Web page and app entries
*****

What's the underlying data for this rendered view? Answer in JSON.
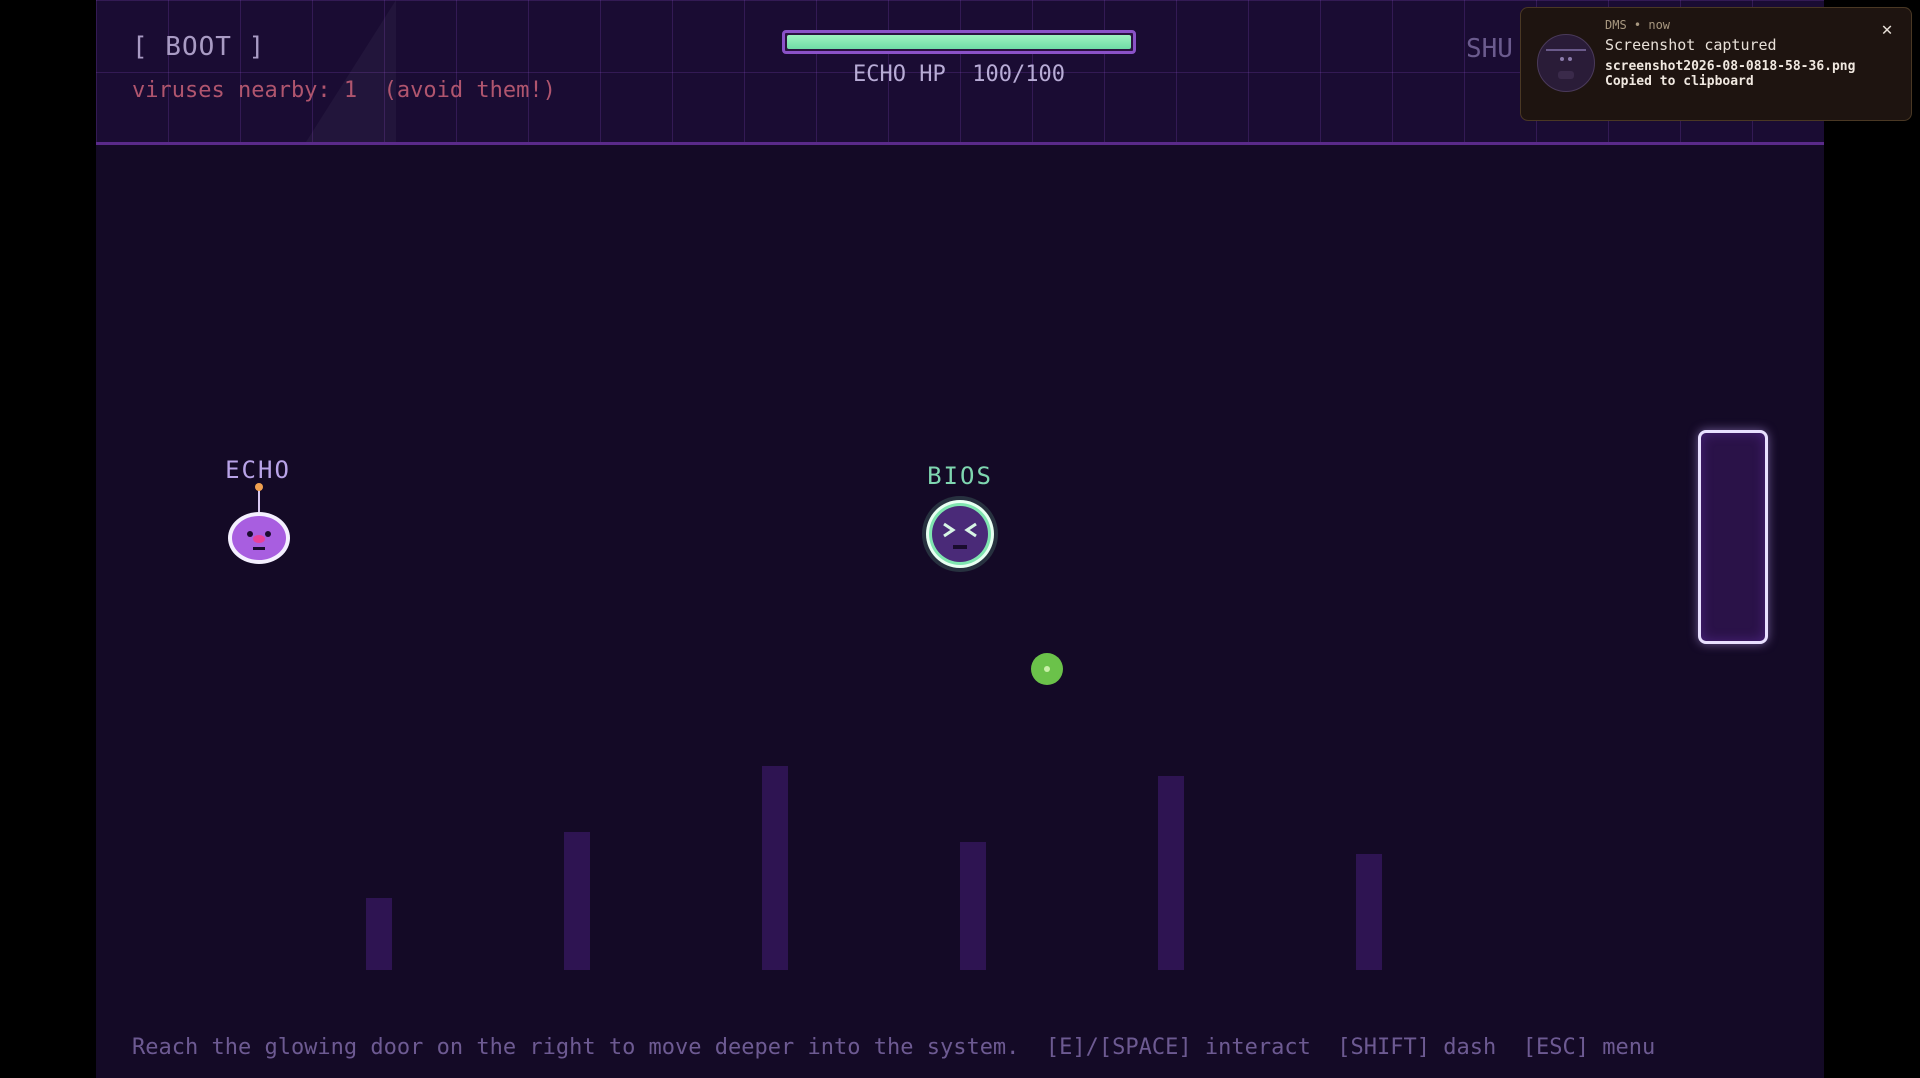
{
  "hud": {
    "boot_label": "[ BOOT ]",
    "virus_warning": "viruses nearby: 1  (avoid them!)",
    "shutdown_label_partial": "SHU",
    "hp_label": "ECHO HP  100/100",
    "hp_fraction": 1.0
  },
  "characters": {
    "echo": {
      "name": "ECHO"
    },
    "bios": {
      "name": "BIOS"
    }
  },
  "help_text": "Reach the glowing door on the right to move deeper into the system.  [E]/[SPACE] interact  [SHIFT] dash  [ESC] menu",
  "notification": {
    "app": "DMS",
    "time": "now",
    "meta": "DMS  •  now",
    "title": "Screenshot captured",
    "filename": "screenshot2026-08-0818-58-36.png",
    "clipboard": "Copied to clipboard",
    "close_icon": "close-icon"
  },
  "colors": {
    "hp_fill": "#7fe5b0",
    "echo_body": "#b06be8",
    "bios_ring": "#7fe5b0",
    "orb": "#6bc24a",
    "door_glow": "#e8e0ff",
    "virus_text": "#b0556e"
  }
}
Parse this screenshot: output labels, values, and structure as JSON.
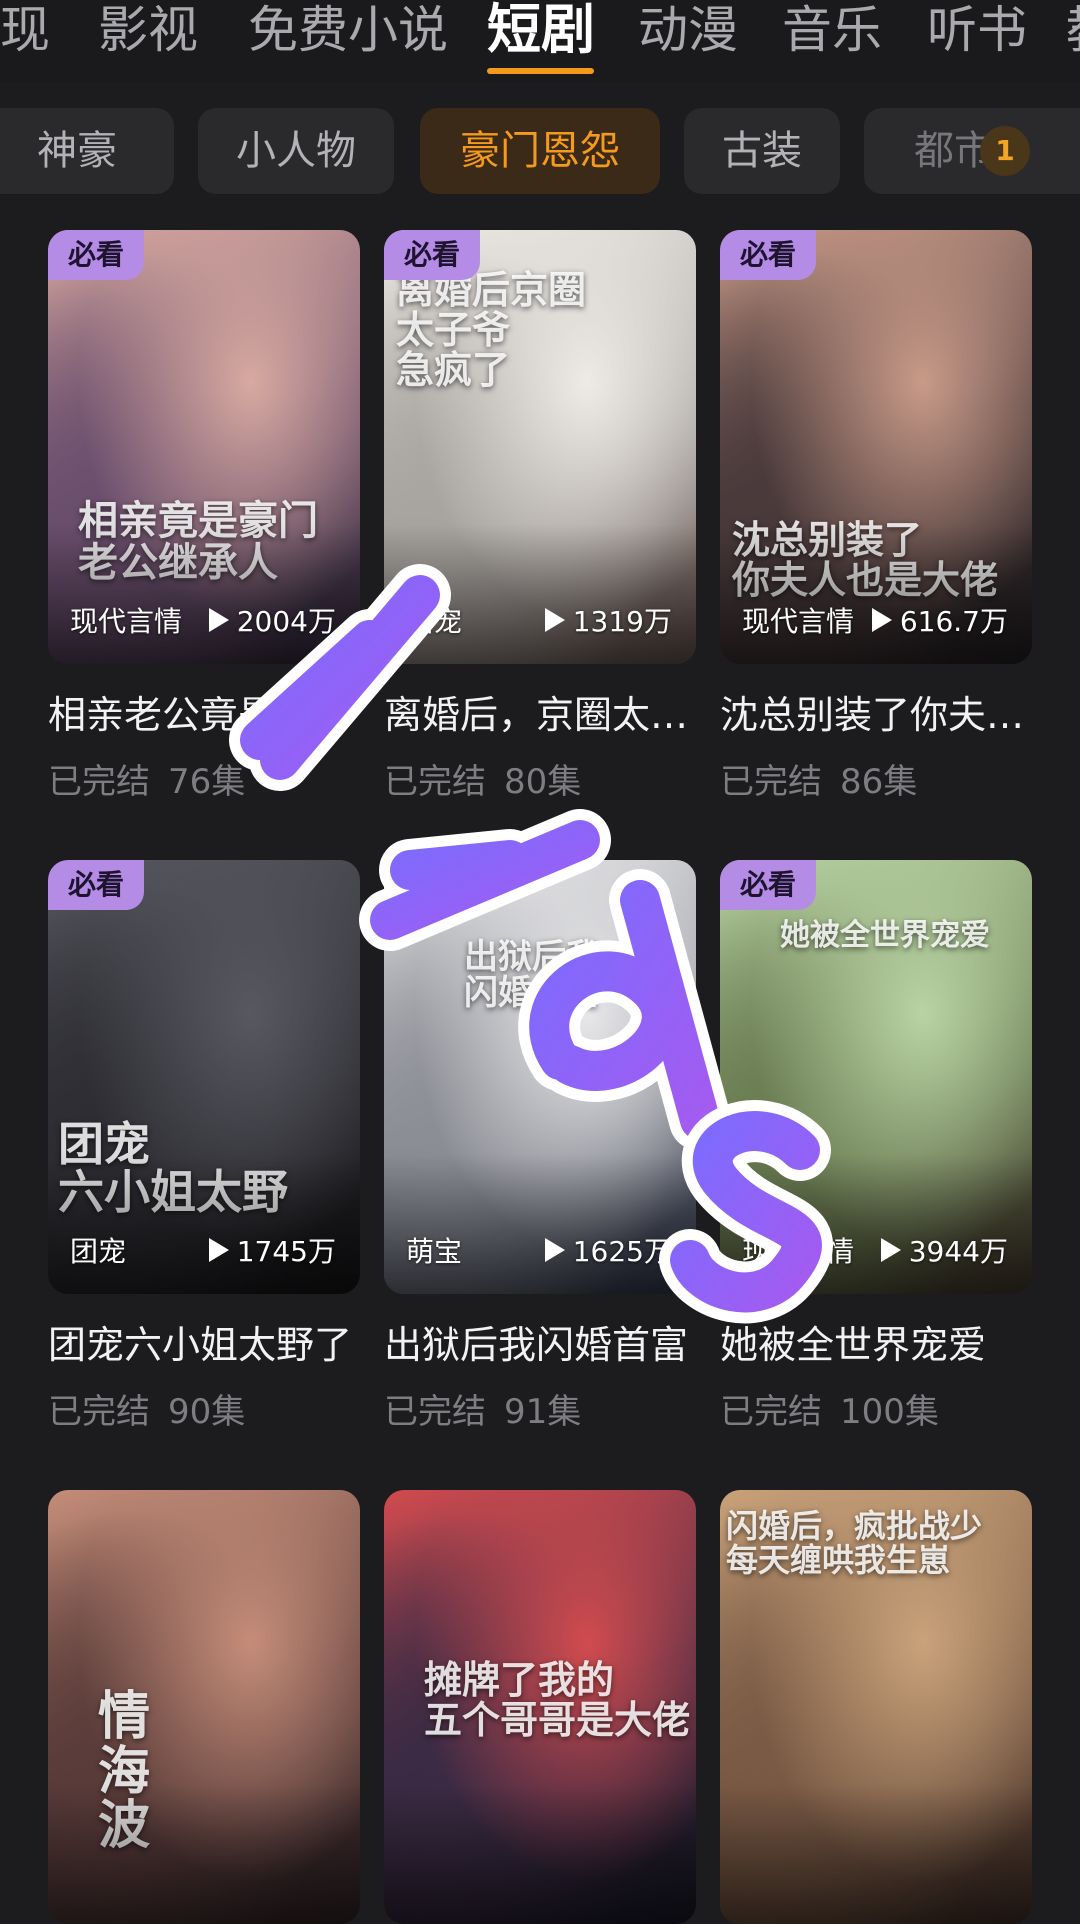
{
  "top_tabs": [
    {
      "label": "现",
      "active": false
    },
    {
      "label": "影视",
      "active": false
    },
    {
      "label": "免费小说",
      "active": false
    },
    {
      "label": "短剧",
      "active": true
    },
    {
      "label": "动漫",
      "active": false
    },
    {
      "label": "音乐",
      "active": false
    },
    {
      "label": "听书",
      "active": false
    },
    {
      "label": "教",
      "active": false
    }
  ],
  "sub_tabs": [
    {
      "label": "神豪",
      "active": false
    },
    {
      "label": "小人物",
      "active": false
    },
    {
      "label": "豪门恩怨",
      "active": true
    },
    {
      "label": "古装",
      "active": false
    },
    {
      "label": "都市",
      "active": false
    }
  ],
  "sub_tabs_badge": "1",
  "cards": [
    {
      "badge": "必看",
      "genre": "现代言情",
      "plays": "2004万",
      "title": "相亲老公竟是豪门继承人",
      "status": "已完结",
      "episodes": "76集",
      "poster_text": "相亲竟是豪门\n老公继承人",
      "colors": [
        "#d7a9a0",
        "#6b4f6d",
        "#2b2433"
      ]
    },
    {
      "badge": "必看",
      "genre": "甜宠",
      "plays": "1319万",
      "title": "离婚后，京圈太子爷急疯了",
      "status": "已完结",
      "episodes": "80集",
      "poster_text": "离婚后京圈\n太子爷\n急疯了",
      "colors": [
        "#eeeae6",
        "#a9a6a2",
        "#5c4a45"
      ]
    },
    {
      "badge": "必看",
      "genre": "现代言情",
      "plays": "616.7万",
      "title": "沈总别装了你夫人也是大佬",
      "status": "已完结",
      "episodes": "86集",
      "poster_text": "沈总别装了\n你夫人也是大佬",
      "colors": [
        "#c89a88",
        "#4a3a3b",
        "#1f1c1e"
      ]
    },
    {
      "badge": "必看",
      "genre": "团宠",
      "plays": "1745万",
      "title": "团宠六小姐太野了",
      "status": "已完结",
      "episodes": "90集",
      "poster_text": "团宠\n六小姐太野",
      "colors": [
        "#585860",
        "#2d2d33",
        "#121214"
      ]
    },
    {
      "badge": "",
      "genre": "萌宝",
      "plays": "1625万",
      "title": "出狱后我闪婚首富",
      "status": "已完结",
      "episodes": "91集",
      "poster_text": "出狱后我\n闪婚首富",
      "colors": [
        "#e8e8ea",
        "#8d8f96",
        "#2b3144"
      ]
    },
    {
      "badge": "必看",
      "genre": "现代言情",
      "plays": "3944万",
      "title": "她被全世界宠爱",
      "status": "已完结",
      "episodes": "100集",
      "poster_text": "她被全世界宠爱",
      "colors": [
        "#b9d3a4",
        "#6a7d52",
        "#3b3127"
      ]
    },
    {
      "badge": "",
      "genre": "",
      "plays": "",
      "title": "",
      "status": "",
      "episodes": "",
      "poster_text": "情\n海\n波",
      "colors": [
        "#c58d79",
        "#5a3c3a",
        "#2a1f22"
      ]
    },
    {
      "badge": "",
      "genre": "",
      "plays": "",
      "title": "",
      "status": "",
      "episodes": "",
      "poster_text": "摊牌了我的\n五个哥哥是大佬",
      "colors": [
        "#d14b4f",
        "#3c2b44",
        "#151521"
      ]
    },
    {
      "badge": "",
      "genre": "",
      "plays": "",
      "title": "",
      "status": "",
      "episodes": "",
      "poster_text": "闪婚后，疯批战少\n每天缠哄我生崽",
      "colors": [
        "#c9a27a",
        "#7a5a45",
        "#3b2a23"
      ]
    }
  ]
}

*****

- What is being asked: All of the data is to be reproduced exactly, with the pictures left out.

- Result of the task:
What's the underlying data for this rendered view? Answer in JSON.
{
  "hud": {
    "boot_label": "[ BOOT ]",
    "virus_warning": "viruses nearby: 1  (avoid them!)",
    "shutdown_label_partial": "SHU",
    "hp_label": "ECHO HP  100/100",
    "hp_fraction": 1.0
  },
  "characters": {
    "echo": {
      "name": "ECHO"
    },
    "bios": {
      "name": "BIOS"
    }
  },
  "help_text": "Reach the glowing door on the right to move deeper into the system.  [E]/[SPACE] interact  [SHIFT] dash  [ESC] menu",
  "notification": {
    "app": "DMS",
    "time": "now",
    "meta": "DMS  •  now",
    "title": "Screenshot captured",
    "filename": "screenshot2026-08-0818-58-36.png",
    "clipboard": "Copied to clipboard",
    "close_icon": "close-icon"
  },
  "colors": {
    "hp_fill": "#7fe5b0",
    "echo_body": "#b06be8",
    "bios_ring": "#7fe5b0",
    "orb": "#6bc24a",
    "door_glow": "#e8e0ff",
    "virus_text": "#b0556e"
  }
}
Parse this screenshot: output labels, values, and structure as JSON.
{
  "top_tabs": [
    {
      "label": "现",
      "active": false
    },
    {
      "label": "影视",
      "active": false
    },
    {
      "label": "免费小说",
      "active": false
    },
    {
      "label": "短剧",
      "active": true
    },
    {
      "label": "动漫",
      "active": false
    },
    {
      "label": "音乐",
      "active": false
    },
    {
      "label": "听书",
      "active": false
    },
    {
      "label": "教",
      "active": false
    }
  ],
  "sub_tabs": [
    {
      "label": "神豪",
      "active": false
    },
    {
      "label": "小人物",
      "active": false
    },
    {
      "label": "豪门恩怨",
      "active": true
    },
    {
      "label": "古装",
      "active": false
    },
    {
      "label": "都市",
      "active": false
    }
  ],
  "sub_tabs_badge": "1",
  "cards": [
    {
      "badge": "必看",
      "genre": "现代言情",
      "plays": "2004万",
      "title": "相亲老公竟是豪门继承人",
      "status": "已完结",
      "episodes": "76集",
      "poster_text": "相亲竟是豪门\n老公继承人",
      "colors": [
        "#d7a9a0",
        "#6b4f6d",
        "#2b2433"
      ]
    },
    {
      "badge": "必看",
      "genre": "甜宠",
      "plays": "1319万",
      "title": "离婚后，京圈太子爷急疯了",
      "status": "已完结",
      "episodes": "80集",
      "poster_text": "离婚后京圈\n太子爷\n急疯了",
      "colors": [
        "#eeeae6",
        "#a9a6a2",
        "#5c4a45"
      ]
    },
    {
      "badge": "必看",
      "genre": "现代言情",
      "plays": "616.7万",
      "title": "沈总别装了你夫人也是大佬",
      "status": "已完结",
      "episodes": "86集",
      "poster_text": "沈总别装了\n你夫人也是大佬",
      "colors": [
        "#c89a88",
        "#4a3a3b",
        "#1f1c1e"
      ]
    },
    {
      "badge": "必看",
      "genre": "团宠",
      "plays": "1745万",
      "title": "团宠六小姐太野了",
      "status": "已完结",
      "episodes": "90集",
      "poster_text": "团宠\n六小姐太野",
      "colors": [
        "#585860",
        "#2d2d33",
        "#121214"
      ]
    },
    {
      "badge": "",
      "genre": "萌宝",
      "plays": "1625万",
      "title": "出狱后我闪婚首富",
      "status": "已完结",
      "episodes": "91集",
      "poster_text": "出狱后我\n闪婚首富",
      "colors": [
        "#e8e8ea",
        "#8d8f96",
        "#2b3144"
      ]
    },
    {
      "badge": "必看",
      "genre": "现代言情",
      "plays": "3944万",
      "title": "她被全世界宠爱",
      "status": "已完结",
      "episodes": "100集",
      "poster_text": "她被全世界宠爱",
      "colors": [
        "#b9d3a4",
        "#6a7d52",
        "#3b3127"
      ]
    },
    {
      "badge": "",
      "genre": "",
      "plays": "",
      "title": "",
      "status": "",
      "episodes": "",
      "poster_text": "情\n海\n波",
      "colors": [
        "#c58d79",
        "#5a3c3a",
        "#2a1f22"
      ]
    },
    {
      "badge": "",
      "genre": "",
      "plays": "",
      "title": "",
      "status": "",
      "episodes": "",
      "poster_text": "摊牌了我的\n五个哥哥是大佬",
      "colors": [
        "#d14b4f",
        "#3c2b44",
        "#151521"
      ]
    },
    {
      "badge": "",
      "genre": "",
      "plays": "",
      "title": "",
      "status": "",
      "episodes": "",
      "poster_text": "闪婚后，疯批战少\n每天缠哄我生崽",
      "colors": [
        "#c9a27a",
        "#7a5a45",
        "#3b2a23"
      ]
    }
  ]
}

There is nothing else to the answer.